You'd be surprised how much can go wrong in just 12 minutes. I drive to the event but each time I'm aware that I may not be driving home. It always helps to have a backup plan. Usually the sites we run at are places where you could park it for a few days without much issue. Then you'd just need to get a lift home if you didn't bring a chase car. Or towing is an option... 2009 Mazda Mazdaspeed3 1990 Eagle Talon 1999 Ford Ranger - Retired
I'd say 90% of the people drive their cars to events. I've never trailered my car to a rallycross, though I've probably had to trailer it back more times than anyone on here ... there are usually people who are willing to help. Definitely don't let a lack of a trailer stop you from competing
I've driven 2+ hours to a rallycross/autocross, no big deal.
--Dmitriy #42 M2 TIM Rally Impreza 2.5RS FWD Edition #42 SF Sentra GXE Russian Composite edition Toyota Tundra Tow/Crew/Help-friends-move vehicle
The best plan of action for you is to drive your car to your first few events. This will give you some experience, and a provide you with a good feel for the amount of abuse that rallycross dishes out. Then you can make an informed decision if a trailer is the right thing for you or not.
That being said, there is always a possibility of something going wrong - so a AAA membership can be handy. Or, just pay for a tow truck if you don't need the insurance of AAA all year long. I have many crappy cars in my fleet, so AAA is an absolute must. However, I haven't had to use it for rallycross yet (although I have broken/disabled many things on my car at events - I have always been able to either fix/rig/McGuyver them onsite, or limp home).

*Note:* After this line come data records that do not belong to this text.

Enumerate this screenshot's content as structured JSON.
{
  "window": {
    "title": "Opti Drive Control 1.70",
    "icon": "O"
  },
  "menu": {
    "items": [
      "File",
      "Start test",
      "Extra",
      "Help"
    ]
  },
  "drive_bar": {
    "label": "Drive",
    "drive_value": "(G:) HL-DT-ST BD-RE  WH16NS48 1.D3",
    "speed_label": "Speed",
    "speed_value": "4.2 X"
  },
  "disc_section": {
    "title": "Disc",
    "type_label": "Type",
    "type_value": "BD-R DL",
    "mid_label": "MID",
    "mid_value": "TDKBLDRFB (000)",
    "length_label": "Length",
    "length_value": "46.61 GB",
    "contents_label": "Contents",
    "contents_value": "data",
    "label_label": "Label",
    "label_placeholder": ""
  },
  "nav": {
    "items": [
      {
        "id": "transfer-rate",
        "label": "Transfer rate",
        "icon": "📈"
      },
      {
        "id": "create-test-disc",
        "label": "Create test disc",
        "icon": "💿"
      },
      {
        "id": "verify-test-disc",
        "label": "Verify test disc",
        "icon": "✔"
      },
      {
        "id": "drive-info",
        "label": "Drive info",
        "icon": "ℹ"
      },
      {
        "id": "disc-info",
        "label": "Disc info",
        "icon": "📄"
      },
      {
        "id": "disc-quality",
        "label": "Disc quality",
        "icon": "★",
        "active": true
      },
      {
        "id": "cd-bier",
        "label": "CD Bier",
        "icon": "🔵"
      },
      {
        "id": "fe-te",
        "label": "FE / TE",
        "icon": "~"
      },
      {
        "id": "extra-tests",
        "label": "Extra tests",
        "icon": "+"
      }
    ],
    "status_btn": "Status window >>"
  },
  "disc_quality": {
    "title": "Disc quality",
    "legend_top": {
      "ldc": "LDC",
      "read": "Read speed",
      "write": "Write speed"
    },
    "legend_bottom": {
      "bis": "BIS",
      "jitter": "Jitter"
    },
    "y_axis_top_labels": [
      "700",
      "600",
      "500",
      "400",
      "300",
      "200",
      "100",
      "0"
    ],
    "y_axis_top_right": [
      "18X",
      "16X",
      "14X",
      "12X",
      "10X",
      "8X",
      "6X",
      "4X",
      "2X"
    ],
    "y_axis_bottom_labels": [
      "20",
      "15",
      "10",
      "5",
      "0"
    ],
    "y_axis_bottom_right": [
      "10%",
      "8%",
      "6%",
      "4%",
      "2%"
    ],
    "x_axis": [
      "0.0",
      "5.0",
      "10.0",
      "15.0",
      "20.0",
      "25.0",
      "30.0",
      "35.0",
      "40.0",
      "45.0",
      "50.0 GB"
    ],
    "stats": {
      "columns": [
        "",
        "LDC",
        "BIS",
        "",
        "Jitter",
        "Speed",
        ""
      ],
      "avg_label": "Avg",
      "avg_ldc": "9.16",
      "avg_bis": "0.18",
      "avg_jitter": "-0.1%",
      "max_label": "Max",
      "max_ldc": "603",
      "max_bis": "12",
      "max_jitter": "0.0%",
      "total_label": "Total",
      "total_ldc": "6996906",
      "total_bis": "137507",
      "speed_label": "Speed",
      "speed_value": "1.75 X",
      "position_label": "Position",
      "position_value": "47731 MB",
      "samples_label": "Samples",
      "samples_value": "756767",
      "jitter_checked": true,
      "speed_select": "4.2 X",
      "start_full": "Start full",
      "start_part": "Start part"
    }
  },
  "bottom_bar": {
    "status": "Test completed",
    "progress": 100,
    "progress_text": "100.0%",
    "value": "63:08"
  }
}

There are many variables that determine if your car is going to break or not, but one of the main driving factors is how close your car is to end of life (generally how many miles or how much abuse has it already seen). Brand new cars get scratches in their paint from hitting cones, and that is about it. If your car has 160k on the clock, you are much more likely to have something break - mainly because the parts are past their designed life.
Common failures in no particular order:
-Debeaded tire (just pump them up to 50psi and you won't ever have to worry about this happening).
- CV joints breaking (Hondas and Neons)
- Noisy Wheel bearings (dirt and mud get into the bearing and mess them up - not usually noticeable until after the event is over, and can be caught before a catastrophic failure)
- Exhaust system breakage. (exhausts get rusty, and also bounce around alot on course. Any part of the exhaust is susceptible)
- Ball joint failure (make sure these are in decent shape before you even show up to an event)
- Plastic Fender Liners get ripped out (almost guaranteed to happen if the event is muddy)
- Bumper covers get ripped off (not common, but also related to mud buildup putting too much weight on the dinky stock fasteners)
Sometimes we will trailer our car to an event, sometimes not. If we use the trailer, Karma dictates that the car won't break.
Jon Armstrong RallyX - 172 MF - 1993 Honda Civic Solo - 94 ES - 1988 Porsche 924S
Also State Farm offers towing reimbursement, but you may want to read the fine print on how many miles and the cost cap. The advantage is that you don't have to use specific towing companies. 2009 Mazda Mazdaspeed3 1990 Eagle Talon 1999 Ford Ranger - Retired